Greenspace also improves resilience, provides wildlife habitat, builds a relationship with nature, cleans stormwater, and moderates extreme heat, and can be used to grow food.
Access to greenspace can be challenging, especially for vulnerable communities in urban areas. Ontario Greens will therefore support urban municipalities to create accessible, local, infill greenspaces so that, by 2030, there is one within a 10 minute walk of all homes.
See Sustainable Water, Culture and Community, Local and Sustainable Food, and Land and Nature.
Enhance environmental rights
- Create a legal duty to consider the well-being of future generations, through a Well-being of Future Generations Act.
- Strengthen the Environmental Bill of Rights to include:
- The Canadian Index of Wellbeing.
- An enforceable substantive right to a healthy environment and to keeping its ecosystems and watersheds intact.

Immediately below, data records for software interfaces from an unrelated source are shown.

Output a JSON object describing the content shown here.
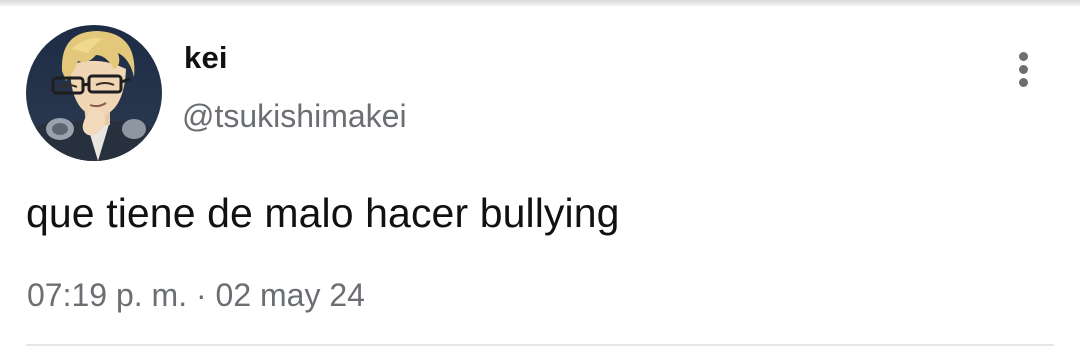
{
  "tweet": {
    "author_name": "kei",
    "author_handle": "@tsukishimakei",
    "text": "que tiene de malo hacer bullying",
    "timestamp": "07:19 p. m. · 02 may 24"
  },
  "icons": {
    "avatar": "profile-picture",
    "more": "more-vertical-icon"
  },
  "colors": {
    "primary_text": "#111111",
    "secondary_text": "#6b6f73",
    "divider": "#e6e6e6"
  }
}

- Restoring the independent Environmental Commissioner of Ontario, to report annually on environmental quality, overall well-being, and government’s progress in achieving the goals of this plan.
- Allow citizen lawsuits to enforce pollution limits, a citizen’s right to sue major climate polluters, to seek a court order requiring them to cut their pollution.
- A robust right to public participation in environmentally significant decision-making in Ontario.
- Support enshrining environmental rights within the Canadian Constitution.
Prepare for what’s coming
Prepare for the climate changes we can’t stop and that are already here, with particular attention to vulnerable people. We will:
- Plan how to manage the health risks to people, including heat, wildfire smoke, flooding, drought and insect-borne diseases.
- Prepare municipalities, infrastructure, buildings, agriculture, and forestry to withstand the increased effects of climate change.
- Create a dedicated $2 billion per year Climate Adaptation Fund to get this overdue work underway.
- Require all large public and private organizations to evaluate their vulnerability to climate shocks and stresses, and to plan how to manage them. This will include providing support tools for building and infrastructure vulnerability assessments.
- Integrate climate resilience into land use planning and approvals, and when designing, sizing and siting infrastructure.
- Expand natural infrastructure on private and public lands to increase resilience to climate risks. (See Sustainable Water.)